● EXERCISE DIRECTIONS
Below are some records; find each line that carries the word "JSON" and copy it.

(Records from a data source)
⁂
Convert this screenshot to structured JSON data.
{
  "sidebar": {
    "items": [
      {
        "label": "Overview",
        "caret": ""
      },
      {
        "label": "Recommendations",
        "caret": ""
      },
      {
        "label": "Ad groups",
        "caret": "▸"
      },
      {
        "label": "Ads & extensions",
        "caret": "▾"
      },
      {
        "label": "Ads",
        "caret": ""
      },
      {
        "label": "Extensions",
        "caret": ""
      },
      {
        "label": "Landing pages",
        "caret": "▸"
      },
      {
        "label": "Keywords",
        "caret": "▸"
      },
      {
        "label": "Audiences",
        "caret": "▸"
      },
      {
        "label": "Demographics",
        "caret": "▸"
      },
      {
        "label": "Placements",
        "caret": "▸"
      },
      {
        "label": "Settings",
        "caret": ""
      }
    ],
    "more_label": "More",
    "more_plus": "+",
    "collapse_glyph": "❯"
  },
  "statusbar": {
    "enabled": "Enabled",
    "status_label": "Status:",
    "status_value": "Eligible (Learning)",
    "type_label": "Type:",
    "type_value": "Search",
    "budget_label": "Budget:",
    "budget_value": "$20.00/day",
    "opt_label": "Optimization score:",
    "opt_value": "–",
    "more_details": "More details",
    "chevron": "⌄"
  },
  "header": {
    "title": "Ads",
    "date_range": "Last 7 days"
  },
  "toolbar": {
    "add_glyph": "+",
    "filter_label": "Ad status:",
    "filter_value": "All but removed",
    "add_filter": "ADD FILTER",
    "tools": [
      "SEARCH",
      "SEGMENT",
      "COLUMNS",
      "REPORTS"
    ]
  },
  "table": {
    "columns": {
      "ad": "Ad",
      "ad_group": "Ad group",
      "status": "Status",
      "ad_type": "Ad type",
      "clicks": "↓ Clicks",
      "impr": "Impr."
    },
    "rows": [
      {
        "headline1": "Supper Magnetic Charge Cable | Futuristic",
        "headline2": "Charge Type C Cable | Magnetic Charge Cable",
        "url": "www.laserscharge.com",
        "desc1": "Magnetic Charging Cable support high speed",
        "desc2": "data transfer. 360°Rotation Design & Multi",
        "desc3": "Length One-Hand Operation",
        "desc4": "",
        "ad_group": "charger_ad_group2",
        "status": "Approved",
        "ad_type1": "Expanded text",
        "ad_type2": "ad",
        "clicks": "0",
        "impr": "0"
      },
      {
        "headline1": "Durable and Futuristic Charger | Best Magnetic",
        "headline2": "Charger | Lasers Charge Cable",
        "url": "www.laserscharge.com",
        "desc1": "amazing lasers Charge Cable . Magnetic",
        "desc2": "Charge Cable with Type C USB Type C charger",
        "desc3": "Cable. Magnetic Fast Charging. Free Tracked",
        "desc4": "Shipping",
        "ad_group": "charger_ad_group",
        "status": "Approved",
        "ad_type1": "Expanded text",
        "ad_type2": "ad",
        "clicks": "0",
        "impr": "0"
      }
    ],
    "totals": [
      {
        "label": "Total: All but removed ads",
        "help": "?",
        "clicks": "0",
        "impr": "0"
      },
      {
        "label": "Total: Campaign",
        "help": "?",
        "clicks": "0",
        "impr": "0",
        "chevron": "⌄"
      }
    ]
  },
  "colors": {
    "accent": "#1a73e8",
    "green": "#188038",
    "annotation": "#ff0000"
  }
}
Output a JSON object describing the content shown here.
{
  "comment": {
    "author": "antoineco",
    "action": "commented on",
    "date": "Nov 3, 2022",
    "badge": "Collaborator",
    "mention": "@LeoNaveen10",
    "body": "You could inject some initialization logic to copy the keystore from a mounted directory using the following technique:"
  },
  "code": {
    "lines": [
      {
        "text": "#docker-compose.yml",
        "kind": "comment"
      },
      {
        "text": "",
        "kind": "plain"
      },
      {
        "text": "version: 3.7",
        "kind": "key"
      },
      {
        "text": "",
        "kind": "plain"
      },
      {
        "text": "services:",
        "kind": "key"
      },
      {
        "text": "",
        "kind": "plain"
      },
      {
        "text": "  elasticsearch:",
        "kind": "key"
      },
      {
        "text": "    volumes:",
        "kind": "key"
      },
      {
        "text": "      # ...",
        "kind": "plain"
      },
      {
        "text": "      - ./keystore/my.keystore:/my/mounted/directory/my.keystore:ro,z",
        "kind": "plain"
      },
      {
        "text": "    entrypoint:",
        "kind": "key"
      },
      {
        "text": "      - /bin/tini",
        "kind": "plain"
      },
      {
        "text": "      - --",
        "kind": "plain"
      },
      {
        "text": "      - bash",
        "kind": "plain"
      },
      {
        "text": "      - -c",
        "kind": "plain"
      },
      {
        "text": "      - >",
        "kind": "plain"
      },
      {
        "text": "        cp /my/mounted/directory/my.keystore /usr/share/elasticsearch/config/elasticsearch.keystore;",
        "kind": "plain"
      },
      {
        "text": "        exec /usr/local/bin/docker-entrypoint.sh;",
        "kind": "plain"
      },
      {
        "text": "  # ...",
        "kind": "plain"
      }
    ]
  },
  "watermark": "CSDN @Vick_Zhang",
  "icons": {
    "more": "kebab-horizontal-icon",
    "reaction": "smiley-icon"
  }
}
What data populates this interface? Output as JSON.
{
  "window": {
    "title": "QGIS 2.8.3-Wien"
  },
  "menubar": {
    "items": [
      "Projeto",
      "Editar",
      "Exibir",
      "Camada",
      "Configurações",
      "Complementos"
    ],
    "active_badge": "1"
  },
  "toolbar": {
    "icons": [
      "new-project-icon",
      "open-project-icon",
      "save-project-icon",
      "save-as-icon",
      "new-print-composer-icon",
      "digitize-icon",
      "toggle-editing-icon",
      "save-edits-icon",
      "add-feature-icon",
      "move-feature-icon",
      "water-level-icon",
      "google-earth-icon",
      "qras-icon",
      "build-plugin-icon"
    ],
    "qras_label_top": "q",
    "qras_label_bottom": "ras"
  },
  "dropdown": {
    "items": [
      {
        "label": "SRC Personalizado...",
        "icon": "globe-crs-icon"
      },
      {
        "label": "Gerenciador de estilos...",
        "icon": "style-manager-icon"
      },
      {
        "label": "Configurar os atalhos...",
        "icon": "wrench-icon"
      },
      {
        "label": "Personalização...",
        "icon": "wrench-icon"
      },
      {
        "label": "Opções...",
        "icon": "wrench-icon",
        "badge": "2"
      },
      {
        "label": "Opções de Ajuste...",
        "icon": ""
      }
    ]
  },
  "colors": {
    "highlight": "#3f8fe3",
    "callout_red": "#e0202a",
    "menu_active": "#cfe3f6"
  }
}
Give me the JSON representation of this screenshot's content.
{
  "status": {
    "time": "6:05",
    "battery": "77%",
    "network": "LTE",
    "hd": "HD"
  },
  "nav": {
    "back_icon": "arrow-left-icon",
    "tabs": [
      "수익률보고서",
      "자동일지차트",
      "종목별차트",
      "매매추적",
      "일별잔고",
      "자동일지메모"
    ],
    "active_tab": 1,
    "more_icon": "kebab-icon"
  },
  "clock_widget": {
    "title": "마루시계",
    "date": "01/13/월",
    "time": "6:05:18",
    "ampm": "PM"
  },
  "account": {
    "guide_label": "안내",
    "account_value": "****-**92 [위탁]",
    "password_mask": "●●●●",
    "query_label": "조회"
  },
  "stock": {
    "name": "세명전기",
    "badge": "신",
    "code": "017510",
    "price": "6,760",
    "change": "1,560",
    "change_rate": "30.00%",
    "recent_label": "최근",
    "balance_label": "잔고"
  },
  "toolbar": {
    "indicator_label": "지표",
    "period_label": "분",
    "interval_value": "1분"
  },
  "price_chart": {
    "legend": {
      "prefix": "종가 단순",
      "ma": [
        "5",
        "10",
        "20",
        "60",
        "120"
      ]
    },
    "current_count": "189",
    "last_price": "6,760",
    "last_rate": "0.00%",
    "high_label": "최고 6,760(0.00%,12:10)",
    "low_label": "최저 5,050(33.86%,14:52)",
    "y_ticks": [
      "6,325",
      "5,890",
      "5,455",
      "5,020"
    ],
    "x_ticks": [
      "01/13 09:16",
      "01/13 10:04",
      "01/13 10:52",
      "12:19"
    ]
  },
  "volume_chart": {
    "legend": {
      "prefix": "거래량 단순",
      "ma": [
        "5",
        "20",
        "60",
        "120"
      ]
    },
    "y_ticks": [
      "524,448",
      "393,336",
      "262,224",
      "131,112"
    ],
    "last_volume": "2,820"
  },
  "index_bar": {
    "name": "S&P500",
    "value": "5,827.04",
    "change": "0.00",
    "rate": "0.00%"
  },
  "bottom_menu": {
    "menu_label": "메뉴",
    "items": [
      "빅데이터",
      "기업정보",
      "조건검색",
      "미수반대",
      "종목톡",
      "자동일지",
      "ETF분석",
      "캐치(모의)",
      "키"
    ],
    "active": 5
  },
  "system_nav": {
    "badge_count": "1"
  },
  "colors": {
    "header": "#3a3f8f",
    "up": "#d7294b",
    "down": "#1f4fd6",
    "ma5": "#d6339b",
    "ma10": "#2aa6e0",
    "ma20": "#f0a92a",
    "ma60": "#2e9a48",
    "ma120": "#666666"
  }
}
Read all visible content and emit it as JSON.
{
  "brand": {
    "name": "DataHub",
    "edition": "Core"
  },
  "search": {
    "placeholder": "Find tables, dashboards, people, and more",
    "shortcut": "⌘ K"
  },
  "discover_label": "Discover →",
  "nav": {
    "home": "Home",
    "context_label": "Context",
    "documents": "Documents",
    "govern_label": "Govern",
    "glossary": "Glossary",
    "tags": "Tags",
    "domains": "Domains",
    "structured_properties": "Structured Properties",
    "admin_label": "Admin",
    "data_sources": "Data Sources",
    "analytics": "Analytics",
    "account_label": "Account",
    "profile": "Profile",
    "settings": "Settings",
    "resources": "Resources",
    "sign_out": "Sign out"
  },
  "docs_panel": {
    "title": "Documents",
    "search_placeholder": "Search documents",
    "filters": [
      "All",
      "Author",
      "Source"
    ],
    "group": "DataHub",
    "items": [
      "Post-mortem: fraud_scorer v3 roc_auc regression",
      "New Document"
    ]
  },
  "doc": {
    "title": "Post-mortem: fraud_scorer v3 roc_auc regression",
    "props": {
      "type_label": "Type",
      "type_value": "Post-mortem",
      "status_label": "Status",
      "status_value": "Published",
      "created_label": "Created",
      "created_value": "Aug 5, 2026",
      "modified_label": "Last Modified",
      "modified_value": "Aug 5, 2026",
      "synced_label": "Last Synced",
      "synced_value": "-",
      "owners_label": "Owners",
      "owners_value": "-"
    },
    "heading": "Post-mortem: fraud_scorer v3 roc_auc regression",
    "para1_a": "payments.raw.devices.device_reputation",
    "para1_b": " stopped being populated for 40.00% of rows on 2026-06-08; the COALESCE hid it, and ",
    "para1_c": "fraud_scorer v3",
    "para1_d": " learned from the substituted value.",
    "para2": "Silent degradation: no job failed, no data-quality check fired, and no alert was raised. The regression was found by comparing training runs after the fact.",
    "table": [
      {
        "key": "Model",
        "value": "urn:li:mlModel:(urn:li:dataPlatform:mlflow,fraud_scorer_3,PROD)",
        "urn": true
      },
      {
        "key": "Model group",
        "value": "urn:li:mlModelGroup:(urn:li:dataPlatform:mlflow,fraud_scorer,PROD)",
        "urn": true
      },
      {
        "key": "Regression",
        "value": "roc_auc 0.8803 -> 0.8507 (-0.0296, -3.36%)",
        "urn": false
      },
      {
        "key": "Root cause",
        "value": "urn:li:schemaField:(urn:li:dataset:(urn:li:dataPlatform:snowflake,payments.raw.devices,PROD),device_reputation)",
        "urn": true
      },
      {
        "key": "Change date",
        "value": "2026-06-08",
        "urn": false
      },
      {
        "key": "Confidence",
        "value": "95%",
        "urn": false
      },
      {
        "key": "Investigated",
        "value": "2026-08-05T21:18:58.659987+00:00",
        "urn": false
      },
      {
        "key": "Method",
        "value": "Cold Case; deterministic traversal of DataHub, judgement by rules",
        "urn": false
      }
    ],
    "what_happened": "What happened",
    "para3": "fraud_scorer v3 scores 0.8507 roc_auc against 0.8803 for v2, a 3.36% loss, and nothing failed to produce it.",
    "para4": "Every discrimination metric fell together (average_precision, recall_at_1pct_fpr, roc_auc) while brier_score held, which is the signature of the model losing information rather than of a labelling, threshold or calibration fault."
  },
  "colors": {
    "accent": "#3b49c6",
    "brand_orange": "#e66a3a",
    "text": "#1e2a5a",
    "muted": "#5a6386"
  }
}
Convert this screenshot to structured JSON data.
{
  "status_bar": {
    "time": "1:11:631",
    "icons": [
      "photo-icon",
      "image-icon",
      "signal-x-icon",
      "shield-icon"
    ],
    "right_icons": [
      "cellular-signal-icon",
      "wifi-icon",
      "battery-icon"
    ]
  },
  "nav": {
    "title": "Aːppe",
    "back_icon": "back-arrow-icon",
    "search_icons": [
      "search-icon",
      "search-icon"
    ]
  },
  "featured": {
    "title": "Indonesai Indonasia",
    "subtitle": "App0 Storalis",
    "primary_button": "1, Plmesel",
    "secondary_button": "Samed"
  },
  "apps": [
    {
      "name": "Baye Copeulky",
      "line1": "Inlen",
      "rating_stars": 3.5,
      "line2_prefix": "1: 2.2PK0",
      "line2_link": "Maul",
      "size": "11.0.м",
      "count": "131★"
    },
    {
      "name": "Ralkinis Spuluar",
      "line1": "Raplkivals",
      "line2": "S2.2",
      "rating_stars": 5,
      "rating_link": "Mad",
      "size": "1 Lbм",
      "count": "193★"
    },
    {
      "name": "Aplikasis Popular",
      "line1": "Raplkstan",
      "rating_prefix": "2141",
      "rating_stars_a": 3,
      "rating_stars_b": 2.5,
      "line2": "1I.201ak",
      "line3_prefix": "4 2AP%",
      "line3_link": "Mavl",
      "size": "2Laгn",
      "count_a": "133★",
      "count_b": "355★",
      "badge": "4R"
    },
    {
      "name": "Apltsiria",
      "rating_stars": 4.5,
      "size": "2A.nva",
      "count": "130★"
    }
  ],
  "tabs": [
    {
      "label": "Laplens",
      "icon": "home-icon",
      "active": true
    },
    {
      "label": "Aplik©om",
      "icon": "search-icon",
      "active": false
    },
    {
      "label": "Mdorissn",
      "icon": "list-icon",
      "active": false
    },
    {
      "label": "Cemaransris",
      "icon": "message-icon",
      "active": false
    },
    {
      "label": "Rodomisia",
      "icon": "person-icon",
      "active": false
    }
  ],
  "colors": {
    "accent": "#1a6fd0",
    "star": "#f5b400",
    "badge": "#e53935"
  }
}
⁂
● RESPONSE BOX
Convert this screenshot to structured JSON data.
Output a JSON object describing the content shown here.
What data populates this interface? Output as JSON.
Give me the JSON representation of this screenshot's content.
Read all visible content and emit it as JSON.
Convert this screenshot to structured JSON data.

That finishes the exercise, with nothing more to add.